Bofinger, R., Zaw-Thin, M., Mitchell, N. J., Patrick, P. S., Stowe, C., Gomez-Ramirez, A., Hailes, H. C., Kalber, T. L., Tabor, A. B. (2018) Development of lipopolyplexes for gene delivery: A comparison of the effects of differing modes of targeting peptide display on the structure and transfection activities of lipopolyplexes. J Pept Sci, 24, e3131.

Weitsman, G., Mitchell, N. J., Evans, R., Cheung, A., Kalber, T. L., Bofinger, R., Fruhwirth, G. O., Keppler, M., Wright, Z. V. F., Barber, P. R., Gordon, P., de Koning, T., Wulaningsih, W., Sander, K., Vojnovic, B., Ameer-Beg, S., Lythgoe, M., Arnold, J. N., Årstad, E., Festy, F., Hailes, H. C., Tabor, A. B., Ng, T. (2017) Detecting intratumoral heterogeneity of EGFR activity by liposome-based in vivo transfection of a fluorescent biosensor. Oncogene, 36, 3618 – 3628.

Kudsiova, L., Welser, K., Campbell, F., Mohammadi, A., Dawson, N., Cui, L. L., Hailes, H. C., Lawrence, M. J., Tabor, A. B. (2016) Delivery of siRNA using ternary complexes containing branched cationic peptides: the role of peptide sequence, branching and targeting.

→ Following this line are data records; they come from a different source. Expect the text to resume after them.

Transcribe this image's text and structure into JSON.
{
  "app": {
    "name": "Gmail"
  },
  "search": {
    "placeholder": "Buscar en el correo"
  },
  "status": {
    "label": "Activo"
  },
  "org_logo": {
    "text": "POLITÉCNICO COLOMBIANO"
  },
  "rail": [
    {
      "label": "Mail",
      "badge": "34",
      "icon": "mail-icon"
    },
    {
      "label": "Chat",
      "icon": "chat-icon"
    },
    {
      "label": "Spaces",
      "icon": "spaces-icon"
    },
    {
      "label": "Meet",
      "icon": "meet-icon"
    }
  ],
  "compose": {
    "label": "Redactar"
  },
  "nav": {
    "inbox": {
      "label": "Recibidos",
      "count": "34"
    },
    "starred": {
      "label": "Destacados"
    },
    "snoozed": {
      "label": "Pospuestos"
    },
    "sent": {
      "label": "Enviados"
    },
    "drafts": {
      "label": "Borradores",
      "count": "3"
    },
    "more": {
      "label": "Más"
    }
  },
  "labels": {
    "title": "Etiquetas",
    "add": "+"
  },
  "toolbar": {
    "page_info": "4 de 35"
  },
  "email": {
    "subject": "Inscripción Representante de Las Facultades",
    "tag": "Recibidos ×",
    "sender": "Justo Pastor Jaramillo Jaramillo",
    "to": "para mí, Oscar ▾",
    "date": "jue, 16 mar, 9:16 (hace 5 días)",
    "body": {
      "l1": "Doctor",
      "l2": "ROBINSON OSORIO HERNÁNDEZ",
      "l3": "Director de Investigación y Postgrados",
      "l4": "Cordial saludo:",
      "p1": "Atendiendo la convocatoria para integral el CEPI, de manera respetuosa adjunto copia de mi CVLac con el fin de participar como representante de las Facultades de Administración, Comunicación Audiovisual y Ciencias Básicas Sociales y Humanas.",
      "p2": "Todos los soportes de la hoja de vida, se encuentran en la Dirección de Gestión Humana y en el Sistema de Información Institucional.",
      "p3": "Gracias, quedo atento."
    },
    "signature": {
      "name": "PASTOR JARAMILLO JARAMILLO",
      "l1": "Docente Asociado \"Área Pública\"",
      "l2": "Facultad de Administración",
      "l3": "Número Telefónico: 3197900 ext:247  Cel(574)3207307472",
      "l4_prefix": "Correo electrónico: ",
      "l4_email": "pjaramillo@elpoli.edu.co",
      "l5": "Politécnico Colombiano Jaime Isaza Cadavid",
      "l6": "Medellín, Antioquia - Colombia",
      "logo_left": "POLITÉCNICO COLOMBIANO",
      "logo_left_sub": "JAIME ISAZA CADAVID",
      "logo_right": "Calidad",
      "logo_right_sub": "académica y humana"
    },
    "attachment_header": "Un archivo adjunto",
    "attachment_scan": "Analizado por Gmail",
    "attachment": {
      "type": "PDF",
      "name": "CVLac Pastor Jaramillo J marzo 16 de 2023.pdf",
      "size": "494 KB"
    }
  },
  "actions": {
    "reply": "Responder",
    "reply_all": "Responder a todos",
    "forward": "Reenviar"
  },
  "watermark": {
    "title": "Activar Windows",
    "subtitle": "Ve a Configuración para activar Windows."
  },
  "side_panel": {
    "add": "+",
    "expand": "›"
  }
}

Mol Biosyst, 12, 934 – 951.

We also have expertise in bioconjugation to the surface of other nanoparticles, such as SPIONs, and are currently developing peptide-targeted semiconducting polymer nanoparticles (SPN) for photoacoustic imaging.

Thin, M. Z., Allan, H., Bofinger, R., Kostelec, T. D., Guillaume, S., Connell, J. J., Patrick, P. S., Hailes, H. C., Tabor, A. B., Lythgoe, M. F., Stuckey, D. J., Kalber, T. L. (2020) Multi-modal imaging probe for assessing the efficiency of stem cell delivery to orthotopic breast tumours. Nanoscale, 12, 16570.

Stahl, T., Bofinger, R., Lam, I., Fallon, K. J., Johnson, P., Ogunlade, O., Vassileva, V., Pedley, R. B., Beard, P. C., Hailes, H. C., Bronstein, H., Tabor, A. B. (2017) Tunable Semiconducting Polymer Nanoparticles with INDT-Based Conjugated Polymers for Photoacoustic Molecular Imaging. Bioconj Chem, 28, 1734 – 1740.

Current collaborative project

In collaboration with Dominique Bonnet and Ana Gomes (Francis Crick Institute), Helen Hailes and Vijay Chudasama (Chemistry, UCL). Funded by CRUK City of London Centre Development Fund.

In collaboration with Simon Walker-Samuel and Tammy Kalber (CABI, UCL) Rebecca Shipley (Mechanical Engineering, UCL), Marnix Jansen and Brian Davidson (Medical Sciences, UCL). Funded by a Cancer Research UK Multidisciplinary Award.

In collaboration with Ollie Ogunlade and Paul Beard (Medical Physics, UCL), Bob Schroeder (Chemistry, UCL), Tammy Kalber (CABI, UCL), Elnaz Yaghini (Medical Sciences, UCL)

Team Members

Dr Hugh Britton
Dr Hugh Britton